# [Try it]
The lines to be copied are those below that contain "JSON".

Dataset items
━━━━━━━━━━

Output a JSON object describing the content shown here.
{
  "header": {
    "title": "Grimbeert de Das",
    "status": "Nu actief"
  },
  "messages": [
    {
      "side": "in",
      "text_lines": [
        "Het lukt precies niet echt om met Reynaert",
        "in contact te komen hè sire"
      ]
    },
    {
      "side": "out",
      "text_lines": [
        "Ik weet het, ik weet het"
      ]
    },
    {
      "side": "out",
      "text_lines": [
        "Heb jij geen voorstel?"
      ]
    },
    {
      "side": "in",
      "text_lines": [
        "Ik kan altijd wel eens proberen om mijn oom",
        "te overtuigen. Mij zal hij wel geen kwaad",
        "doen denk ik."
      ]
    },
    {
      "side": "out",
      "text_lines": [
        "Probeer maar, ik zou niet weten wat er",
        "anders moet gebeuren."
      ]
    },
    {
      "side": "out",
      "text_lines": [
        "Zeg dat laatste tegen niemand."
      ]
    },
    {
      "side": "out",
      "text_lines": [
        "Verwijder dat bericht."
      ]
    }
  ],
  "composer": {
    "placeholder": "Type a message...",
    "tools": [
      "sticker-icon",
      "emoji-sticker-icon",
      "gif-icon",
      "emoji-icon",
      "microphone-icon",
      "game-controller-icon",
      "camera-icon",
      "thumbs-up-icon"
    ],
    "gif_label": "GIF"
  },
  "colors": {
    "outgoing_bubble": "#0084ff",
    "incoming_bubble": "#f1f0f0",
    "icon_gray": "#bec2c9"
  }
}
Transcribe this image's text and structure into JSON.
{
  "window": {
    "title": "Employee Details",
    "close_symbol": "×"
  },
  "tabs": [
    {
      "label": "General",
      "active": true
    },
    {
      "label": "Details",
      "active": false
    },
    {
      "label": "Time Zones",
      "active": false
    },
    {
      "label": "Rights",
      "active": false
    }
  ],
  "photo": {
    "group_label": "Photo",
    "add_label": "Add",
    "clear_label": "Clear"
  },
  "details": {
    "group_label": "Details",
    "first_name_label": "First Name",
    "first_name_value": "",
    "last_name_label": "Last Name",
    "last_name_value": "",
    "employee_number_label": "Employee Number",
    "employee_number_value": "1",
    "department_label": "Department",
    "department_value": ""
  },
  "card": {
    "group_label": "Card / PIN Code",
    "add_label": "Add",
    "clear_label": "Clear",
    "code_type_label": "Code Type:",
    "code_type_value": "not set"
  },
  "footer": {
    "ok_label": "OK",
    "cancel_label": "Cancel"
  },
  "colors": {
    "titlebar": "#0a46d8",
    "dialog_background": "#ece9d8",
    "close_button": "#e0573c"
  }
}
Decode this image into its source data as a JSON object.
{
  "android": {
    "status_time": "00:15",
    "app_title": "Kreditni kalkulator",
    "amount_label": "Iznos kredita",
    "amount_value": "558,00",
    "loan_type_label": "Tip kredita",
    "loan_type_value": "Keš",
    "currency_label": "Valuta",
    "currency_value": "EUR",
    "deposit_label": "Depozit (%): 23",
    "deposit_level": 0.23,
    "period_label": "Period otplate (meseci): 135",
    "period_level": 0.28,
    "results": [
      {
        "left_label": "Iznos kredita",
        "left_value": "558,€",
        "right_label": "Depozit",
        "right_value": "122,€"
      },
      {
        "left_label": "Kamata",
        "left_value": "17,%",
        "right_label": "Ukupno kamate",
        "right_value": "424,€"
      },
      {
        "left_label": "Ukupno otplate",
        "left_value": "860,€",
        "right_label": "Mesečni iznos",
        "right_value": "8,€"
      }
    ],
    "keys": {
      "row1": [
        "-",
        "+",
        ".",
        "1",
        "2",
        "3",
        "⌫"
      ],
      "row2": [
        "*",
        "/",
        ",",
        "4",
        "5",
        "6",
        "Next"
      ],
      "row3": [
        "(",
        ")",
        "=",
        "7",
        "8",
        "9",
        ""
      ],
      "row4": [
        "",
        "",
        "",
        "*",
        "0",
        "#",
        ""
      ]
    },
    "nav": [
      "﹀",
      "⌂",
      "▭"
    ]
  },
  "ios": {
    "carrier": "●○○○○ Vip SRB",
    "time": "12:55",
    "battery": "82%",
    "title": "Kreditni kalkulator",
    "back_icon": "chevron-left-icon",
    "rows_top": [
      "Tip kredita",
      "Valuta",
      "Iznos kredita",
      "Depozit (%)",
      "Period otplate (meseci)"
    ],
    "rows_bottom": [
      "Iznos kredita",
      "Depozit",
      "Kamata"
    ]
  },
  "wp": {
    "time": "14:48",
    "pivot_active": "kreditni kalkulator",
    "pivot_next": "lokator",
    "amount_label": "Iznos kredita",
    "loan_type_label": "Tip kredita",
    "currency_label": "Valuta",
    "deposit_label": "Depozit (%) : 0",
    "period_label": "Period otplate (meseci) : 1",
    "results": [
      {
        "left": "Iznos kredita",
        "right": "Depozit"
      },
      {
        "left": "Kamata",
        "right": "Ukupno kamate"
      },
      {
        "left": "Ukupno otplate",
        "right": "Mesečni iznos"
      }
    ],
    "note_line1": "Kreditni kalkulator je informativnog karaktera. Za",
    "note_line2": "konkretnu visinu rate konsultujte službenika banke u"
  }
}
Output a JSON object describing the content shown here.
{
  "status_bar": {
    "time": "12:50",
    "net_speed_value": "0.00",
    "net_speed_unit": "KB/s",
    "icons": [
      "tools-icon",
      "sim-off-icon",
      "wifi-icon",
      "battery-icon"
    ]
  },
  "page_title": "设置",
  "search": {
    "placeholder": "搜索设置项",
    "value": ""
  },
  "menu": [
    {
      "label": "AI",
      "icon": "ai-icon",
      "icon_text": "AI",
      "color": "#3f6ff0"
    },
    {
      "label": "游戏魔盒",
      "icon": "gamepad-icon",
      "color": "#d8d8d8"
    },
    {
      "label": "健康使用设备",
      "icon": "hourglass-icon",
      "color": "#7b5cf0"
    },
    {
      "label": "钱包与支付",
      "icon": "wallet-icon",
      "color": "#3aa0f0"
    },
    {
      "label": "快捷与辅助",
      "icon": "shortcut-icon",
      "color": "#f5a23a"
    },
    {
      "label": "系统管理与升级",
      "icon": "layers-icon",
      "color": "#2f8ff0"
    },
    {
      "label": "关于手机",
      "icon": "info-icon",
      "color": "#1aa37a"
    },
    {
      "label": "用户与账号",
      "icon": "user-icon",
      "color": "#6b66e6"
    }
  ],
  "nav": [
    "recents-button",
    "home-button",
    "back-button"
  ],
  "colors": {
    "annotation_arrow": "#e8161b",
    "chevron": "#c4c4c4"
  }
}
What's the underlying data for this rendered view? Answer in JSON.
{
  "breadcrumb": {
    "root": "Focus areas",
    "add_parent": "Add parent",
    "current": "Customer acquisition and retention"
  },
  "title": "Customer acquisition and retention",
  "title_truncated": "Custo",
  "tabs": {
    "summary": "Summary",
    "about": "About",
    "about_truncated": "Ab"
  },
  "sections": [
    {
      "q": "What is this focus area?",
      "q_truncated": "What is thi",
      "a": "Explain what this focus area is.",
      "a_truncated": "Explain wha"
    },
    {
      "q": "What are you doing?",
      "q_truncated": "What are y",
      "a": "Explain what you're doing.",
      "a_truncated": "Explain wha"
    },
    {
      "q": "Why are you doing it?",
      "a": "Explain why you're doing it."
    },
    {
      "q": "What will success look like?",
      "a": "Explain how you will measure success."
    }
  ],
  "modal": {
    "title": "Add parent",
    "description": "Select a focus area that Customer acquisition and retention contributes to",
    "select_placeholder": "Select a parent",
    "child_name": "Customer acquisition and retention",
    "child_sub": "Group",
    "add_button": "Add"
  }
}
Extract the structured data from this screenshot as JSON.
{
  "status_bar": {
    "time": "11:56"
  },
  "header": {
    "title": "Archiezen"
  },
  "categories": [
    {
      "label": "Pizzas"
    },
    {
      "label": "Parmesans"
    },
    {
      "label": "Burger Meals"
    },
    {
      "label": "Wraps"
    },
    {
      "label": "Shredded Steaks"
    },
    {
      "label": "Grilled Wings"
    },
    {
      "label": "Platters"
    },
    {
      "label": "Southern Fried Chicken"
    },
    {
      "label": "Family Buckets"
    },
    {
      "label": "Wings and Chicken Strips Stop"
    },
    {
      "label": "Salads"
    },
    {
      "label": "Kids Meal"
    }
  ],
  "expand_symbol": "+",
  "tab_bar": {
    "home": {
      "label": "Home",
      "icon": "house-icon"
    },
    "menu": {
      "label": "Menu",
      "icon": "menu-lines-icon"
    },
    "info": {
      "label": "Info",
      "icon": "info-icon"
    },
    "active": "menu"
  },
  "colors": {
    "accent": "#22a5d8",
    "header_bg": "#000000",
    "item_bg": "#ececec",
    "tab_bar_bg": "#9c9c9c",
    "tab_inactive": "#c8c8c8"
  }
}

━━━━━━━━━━

# [Solution below]
Output a JSON object describing the content shown here.
Transcribe this image's text and structure into JSON.
Decode this image into its source data as a JSON object.
Output a JSON object describing the content shown here.
What's the underlying data for this rendered view? Answer in JSON.
Extract the structured data from this screenshot as JSON.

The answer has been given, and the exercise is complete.